And so on. You get the point. So much is changing, and I’m just not convinced that I’m ready.
I know that this transition period is not unique to me. All of my classmates are going through it as well, but here’s the thing: they can go out, drink, and forget about it for a bit. Although I’m sure that’s not the driving force behind their drinking, it’s got to be nice to be able to let loose and allow those pressing matters to take up residence in the back of their minds rather than the forefront.
But that’s not an option for me. Actually, I shouldn’t say that. Of course it’s an option. It’s always an option to go pick up a drink. But it’s a choice not to. So why should “sober you” keep making that choice, even when it feels like life is kicking your ass?
1. You’re probably an inspiration to someone. While you may not know it, someone likely admires you for your choice to be sober. More often than not, your story has affected someone more than you know. Don’t shatter that by giving in to stress.
2. Your life is better this way. If you got sober, it was because your life was not what you wanted it to be. If you pick up a drink, this will likely be the case again, and quickly. Don’t let stress and uncertainty take that away from you.
3. Opening the door to one addiction leads to another door and another addiction. Luckily, I only ever dealt with alcohol as an addiction, but there were a few times that I cut while under the influence, thinking it would alleviate the pain. It didn’t. I never cut sober, so clearly the alcohol had something to do with that blurred decision making. It makes sense.
4. You’ll want to remember this time later on. Even though it seems like life is kicking your ass, you’re probably gaining some valuable lessons, insight and information for down the road. Drinking yourself into oblivion would just undo that. A few weeks down the road, you’ll be glad for the chaos and stress of this time because it taught you, as life has a way of doing.
5. A hangover will just exacerbate the force of said kick in the ass. Hangovers make everything worse. Everything. If you’re already stressed out and overwhelmed, a pounding head and turning stomach will not help.

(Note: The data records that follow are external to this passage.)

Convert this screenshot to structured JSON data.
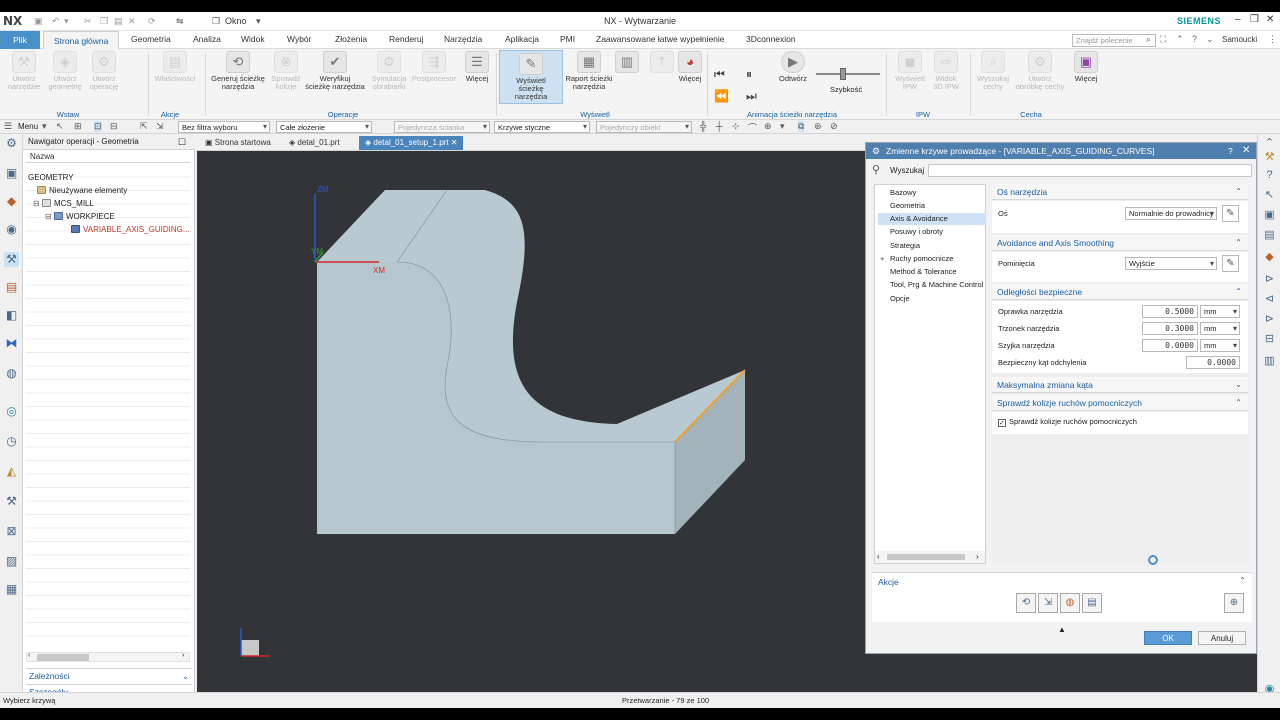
{
  "titlebar": {
    "logo": "NX",
    "window_label": "Okno",
    "title": "NX - Wytwarzanie",
    "brand": "SIEMENS"
  },
  "tabs": {
    "file": "Plik",
    "items": [
      "Strona główna",
      "Geometria",
      "Analiza",
      "Widok",
      "Wybór",
      "Złożenia",
      "Renderuj",
      "Narzędzia",
      "Aplikacja",
      "PMI",
      "Zaawansowane łatwe wypełnienie",
      "3Dconnexion"
    ],
    "search_placeholder": "Znajdź polecenie",
    "user": "Samoucki"
  },
  "ribbon": {
    "buttons": [
      {
        "label": "Utwórz\nnarzędzie",
        "disabled": true
      },
      {
        "label": "Utwórz\ngeometrię",
        "disabled": true
      },
      {
        "label": "Utwórz\noperację",
        "disabled": true
      },
      {
        "label": "Właściwości",
        "disabled": true
      },
      {
        "label": "Generuj ścieżkę\nnarzędzia",
        "disabled": false
      },
      {
        "label": "Sprawdź\nkolizje",
        "disabled": true
      },
      {
        "label": "Weryfikuj\nścieżkę narzędzia",
        "disabled": false
      },
      {
        "label": "Symulacja\nobrabiarki",
        "disabled": true
      },
      {
        "label": "Postprocesor",
        "disabled": true
      },
      {
        "label": "Więcej",
        "disabled": false
      },
      {
        "label": "Wyświetl ścieżkę\nnarzędzia",
        "disabled": false
      },
      {
        "label": "Raport ścieżki\nnarzędzia",
        "disabled": false
      },
      {
        "label": "Więcej",
        "disabled": false
      },
      {
        "label": "Odtwórz",
        "disabled": false
      },
      {
        "label": "Szybkość",
        "disabled": false
      },
      {
        "label": "Wyświetl\nIPW",
        "disabled": true
      },
      {
        "label": "Widok\n3D IPW",
        "disabled": true
      },
      {
        "label": "Wyszukaj\ncechy",
        "disabled": true
      },
      {
        "label": "Utwórz\nobróbkę cechy",
        "disabled": true
      },
      {
        "label": "Więcej",
        "disabled": false
      }
    ],
    "groups": [
      "Wstaw",
      "Akcje",
      "Operacje",
      "Wyświetl",
      "Animacja ścieżki narzędzia",
      "IPW",
      "Cecha"
    ]
  },
  "toolbar": {
    "menu": "Menu",
    "filter": "Bez filtra wyboru",
    "scope": "Całe złożenie",
    "face": "Pojedyncza ścianka",
    "curve": "Krzywe styczne",
    "object": "Pojedynczy obiekt"
  },
  "navigator": {
    "title": "Nawigator operacji - Geometria",
    "column": "Nazwa",
    "tree": [
      "GEOMETRY",
      "Nieużywane elementy",
      "MCS_MILL",
      "WORKPIECE",
      "VARIABLE_AXIS_GUIDING..."
    ],
    "sections": [
      "Zależności",
      "Szczegóły"
    ]
  },
  "doc_tabs": [
    "Strona startowa",
    "detal_01.prt",
    "detal_01_setup_1.prt"
  ],
  "viewport": {
    "axis_labels": [
      "ZM",
      "YM",
      "XM"
    ],
    "model_colors": {
      "top": "#b9c9d2",
      "front": "#b5c5cd",
      "side": "#a3b3bc",
      "edge": "#f0a030",
      "background": "#333438"
    }
  },
  "dialog": {
    "title": "Zmienne krzywe prowadzące - [VARIABLE_AXIS_GUIDING_CURVES]",
    "search_label": "Wyszukaj",
    "categories": [
      "Bazowy",
      "Geometria",
      "Axis & Avoidance",
      "Posuwy i obroty",
      "Strategia",
      "Ruchy pomocnicze",
      "Method & Tolerance",
      "Tool, Prg & Machine Control",
      "Opcje"
    ],
    "selected_category": "Axis & Avoidance",
    "sections": {
      "tool_axis": {
        "title": "Oś narzędzia",
        "axis_label": "Oś",
        "axis_value": "Normalnie do prowadnicy"
      },
      "avoidance": {
        "title": "Avoidance and Axis Smoothing",
        "skip_label": "Pominięcia",
        "skip_value": "Wyjście"
      },
      "clearance": {
        "title": "Odległości bezpieczne",
        "rows": [
          {
            "label": "Oprawka narzędzia",
            "value": "0.5000",
            "unit": "mm"
          },
          {
            "label": "Trzonek narzędzia",
            "value": "0.3000",
            "unit": "mm"
          },
          {
            "label": "Szyjka narzędzia",
            "value": "0.0000",
            "unit": "mm"
          }
        ],
        "tilt_label": "Bezpieczny kąt odchylenia",
        "tilt_value": "0.0000"
      },
      "max_angle": {
        "title": "Maksymalna zmiana kąta"
      },
      "collision": {
        "title": "Sprawdź kolizje ruchów pomocniczych",
        "checkbox_label": "Sprawdź kolizje ruchów pomocniczych",
        "checked": true
      }
    },
    "actions_label": "Akcje",
    "ok": "OK",
    "cancel": "Anuluj"
  },
  "status": {
    "left": "Wybierz krzywą",
    "center": "Przetwarzanie - 79 ze 100"
  }
}
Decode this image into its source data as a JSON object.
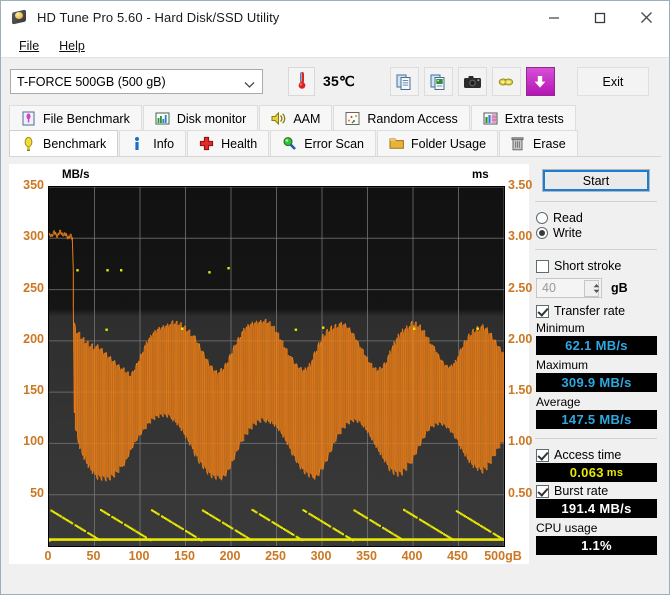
{
  "window": {
    "title": "HD Tune Pro 5.60 - Hard Disk/SSD Utility",
    "app_icon": "hdtune-icon",
    "minimize_label": "minimize-icon",
    "maximize_label": "maximize-icon",
    "close_label": "close-icon"
  },
  "menu": {
    "items": [
      {
        "label": "File"
      },
      {
        "label": "Help"
      }
    ]
  },
  "toolbar": {
    "drive_selected": "T-FORCE 500GB (500 gB)",
    "temperature": "35℃",
    "temp_icon": "thermometer-icon",
    "buttons": [
      {
        "name": "copy-icon"
      },
      {
        "name": "copy-image-icon"
      },
      {
        "name": "screenshot-camera-icon"
      },
      {
        "name": "link-icon"
      },
      {
        "name": "download-arrow-icon"
      }
    ],
    "exit_label": "Exit"
  },
  "tabs": {
    "row1": [
      {
        "label": "File Benchmark",
        "icon": "file-benchmark-icon",
        "active": false
      },
      {
        "label": "Disk monitor",
        "icon": "disk-monitor-icon",
        "active": false
      },
      {
        "label": "AAM",
        "icon": "aam-speaker-icon",
        "active": false
      },
      {
        "label": "Random Access",
        "icon": "random-access-icon",
        "active": false
      },
      {
        "label": "Extra tests",
        "icon": "extra-tests-icon",
        "active": false
      }
    ],
    "row2": [
      {
        "label": "Benchmark",
        "icon": "benchmark-bulb-icon",
        "active": true
      },
      {
        "label": "Info",
        "icon": "info-icon",
        "active": false
      },
      {
        "label": "Health",
        "icon": "health-cross-icon",
        "active": false
      },
      {
        "label": "Error Scan",
        "icon": "error-scan-magnifier-icon",
        "active": false
      },
      {
        "label": "Folder Usage",
        "icon": "folder-usage-icon",
        "active": false
      },
      {
        "label": "Erase",
        "icon": "erase-trash-icon",
        "active": false
      }
    ]
  },
  "sidebar": {
    "start_label": "Start",
    "mode": {
      "read_label": "Read",
      "write_label": "Write",
      "selected": "Write"
    },
    "short_stroke": {
      "label": "Short stroke",
      "checked": false,
      "value": "40",
      "unit": "gB"
    },
    "transfer_rate": {
      "label": "Transfer rate",
      "checked": true
    },
    "minimum": {
      "label": "Minimum",
      "value": "62.1 MB/s"
    },
    "maximum": {
      "label": "Maximum",
      "value": "309.9 MB/s"
    },
    "average": {
      "label": "Average",
      "value": "147.5 MB/s"
    },
    "access_time": {
      "label": "Access time",
      "checked": true,
      "value": "0.063",
      "unit": "ms"
    },
    "burst_rate": {
      "label": "Burst rate",
      "checked": true,
      "value": "191.4 MB/s"
    },
    "cpu_usage": {
      "label": "CPU usage",
      "value": "1.1%"
    }
  },
  "chart_data": {
    "type": "line",
    "title": "",
    "xlabel": "500gB",
    "ylabel": "MB/s",
    "y2label": "ms",
    "xlim": [
      0,
      500
    ],
    "ylim": [
      0,
      350
    ],
    "y2lim": [
      0,
      3.5
    ],
    "grid": true,
    "legend": "none",
    "xticks": [
      "0",
      "50",
      "100",
      "150",
      "200",
      "250",
      "300",
      "350",
      "400",
      "450",
      "500gB"
    ],
    "xtick_values": [
      0,
      50,
      100,
      150,
      200,
      250,
      300,
      350,
      400,
      450,
      500
    ],
    "yticks": [
      "50",
      "100",
      "150",
      "200",
      "250",
      "300",
      "350"
    ],
    "ytick_values": [
      50,
      100,
      150,
      200,
      250,
      300,
      350
    ],
    "y2ticks": [
      "0.50",
      "1.00",
      "1.50",
      "2.00",
      "2.50",
      "3.00",
      "3.50"
    ],
    "y2tick_values": [
      0.5,
      1.0,
      1.5,
      2.0,
      2.5,
      3.0,
      3.5
    ],
    "colors": {
      "transfer_rate": "#e87d18",
      "access_time": "#e8e800",
      "axis_text": "#cc7722",
      "grid": "#7a7a7a",
      "background": "#141414"
    },
    "series": [
      {
        "name": "Transfer rate",
        "unit": "MB/s",
        "axis": "left",
        "color": "#e87d18",
        "note": "Sustained SLC-cache burst ~305 MB/s for first ~25 gB, then oscillating band between ~62 and ~225 MB/s for remainder of drive.",
        "x": [
          0,
          3,
          6,
          9,
          12,
          15,
          18,
          21,
          24,
          26,
          28,
          30,
          33,
          36,
          40,
          45,
          50,
          55,
          60,
          65,
          70,
          75,
          80,
          85,
          90,
          95,
          100,
          105,
          110,
          115,
          120,
          125,
          130,
          135,
          140,
          145,
          150,
          155,
          160,
          165,
          170,
          175,
          180,
          185,
          190,
          195,
          200,
          205,
          210,
          215,
          220,
          225,
          230,
          235,
          240,
          245,
          250,
          255,
          260,
          265,
          270,
          275,
          280,
          285,
          290,
          295,
          300,
          305,
          310,
          315,
          320,
          325,
          330,
          335,
          340,
          345,
          350,
          355,
          360,
          365,
          370,
          375,
          380,
          385,
          390,
          395,
          400,
          405,
          410,
          415,
          420,
          425,
          430,
          435,
          440,
          445,
          450,
          455,
          460,
          465,
          470,
          475,
          480,
          485,
          490,
          495,
          500
        ],
        "y_envelope_high": [
          305,
          303,
          308,
          302,
          309,
          304,
          306,
          301,
          305,
          300,
          215,
          212,
          210,
          206,
          203,
          200,
          198,
          196,
          192,
          188,
          184,
          180,
          176,
          172,
          168,
          176,
          186,
          196,
          204,
          210,
          214,
          216,
          218,
          220,
          220,
          219,
          216,
          212,
          206,
          198,
          190,
          182,
          176,
          172,
          174,
          180,
          190,
          200,
          208,
          214,
          218,
          220,
          221,
          222,
          221,
          218,
          212,
          204,
          196,
          188,
          180,
          176,
          174,
          178,
          186,
          196,
          206,
          212,
          216,
          218,
          219,
          218,
          214,
          208,
          200,
          192,
          184,
          178,
          174,
          176,
          182,
          192,
          202,
          210,
          215,
          218,
          220,
          219,
          215,
          208,
          200,
          192,
          184,
          178,
          176,
          180,
          188,
          198,
          206,
          212,
          216,
          217,
          215,
          210,
          203,
          196,
          190
        ],
        "y_envelope_low": [
          303,
          301,
          305,
          300,
          306,
          302,
          303,
          299,
          302,
          297,
          120,
          108,
          96,
          88,
          80,
          72,
          66,
          64,
          63,
          62,
          64,
          68,
          74,
          82,
          92,
          100,
          106,
          112,
          118,
          122,
          124,
          125,
          124,
          122,
          118,
          112,
          104,
          96,
          88,
          80,
          74,
          68,
          64,
          63,
          64,
          68,
          76,
          86,
          96,
          104,
          110,
          115,
          118,
          120,
          120,
          118,
          114,
          108,
          100,
          92,
          84,
          76,
          70,
          66,
          64,
          66,
          72,
          80,
          90,
          100,
          108,
          114,
          118,
          120,
          119,
          116,
          110,
          102,
          94,
          86,
          78,
          72,
          68,
          66,
          68,
          74,
          82,
          92,
          100,
          108,
          114,
          117,
          118,
          116,
          112,
          106,
          98,
          90,
          82,
          76,
          72,
          70,
          72,
          78,
          86,
          94,
          100
        ]
      },
      {
        "name": "Access time",
        "unit": "ms",
        "axis": "right",
        "color": "#e8e800",
        "note": "Dense scatter of access-time samples hugging the baseline near 0.06 ms, with occasional outliers up to ~0.35 ms and a few isolated spikes near 2.1-2.7 ms.",
        "baseline_ms": 0.063,
        "outliers": [
          {
            "x": 30,
            "ms": 2.7
          },
          {
            "x": 63,
            "ms": 2.7
          },
          {
            "x": 78,
            "ms": 2.7
          },
          {
            "x": 175,
            "ms": 2.68
          },
          {
            "x": 196,
            "ms": 2.72
          },
          {
            "x": 62,
            "ms": 2.12
          },
          {
            "x": 145,
            "ms": 2.13
          },
          {
            "x": 270,
            "ms": 2.12
          },
          {
            "x": 300,
            "ms": 2.14
          },
          {
            "x": 400,
            "ms": 2.13
          },
          {
            "x": 470,
            "ms": 2.13
          }
        ]
      }
    ]
  }
}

In fact it will do the opposite—it will just make everything seem less achievable.
6. You’ll avoid making stupid, drunken decisions. If you’re sober, you’re no stranger to a past where you woke up in the morning with major regrets from the night before. When life is already kicking your ass, the last thing you need is additional stress created by choices made while intoxicated.
7. Your emotions should not dictate your life. Yes, this is easier said than done. But really, being stressed out and uncertain about points in life is normal. There is nothing unique about it, it’s just something you have to push through and feel. Numbing won’t do any good because the stressors will still be present, waiting to be confronted.
8. You’ve worked hard for your sobriety. Actually, I can’t speak for you. But I’ve worked harder for these almost-two-years of sobriety than I’ve worked for most things in my life. The last thing I want to do is throw that all away so that I can de-stress for a few hours. Because that’s all it would be—a few hours—and then back to reality. It’s not worth it.
9. You won’t have to explain yourself. Again, I can only speak for myself, but I know if I were to go out to a bar in this college town and get a drink, it would be in front of about 50 people who know I am sober, including the bartender. I would have a lot of justifying to do, which would just result in shame and guilt. I kicked shame and guilt out of my life a long time ago, and I don’t want to let them back in.
10. If you were strong enough to get sober, then you’re strong enough to get through this, too. (Whatever “this” may be) Getting sober was the hardest thing I’ve ever done. Therefore, this chaotic time of my life has got nothing on it. Nothing. If I can get and stay sober, then I can make it through this stressful few weeks without losing that sobriety. I can, and I will, one day, one hour, one minute at a time.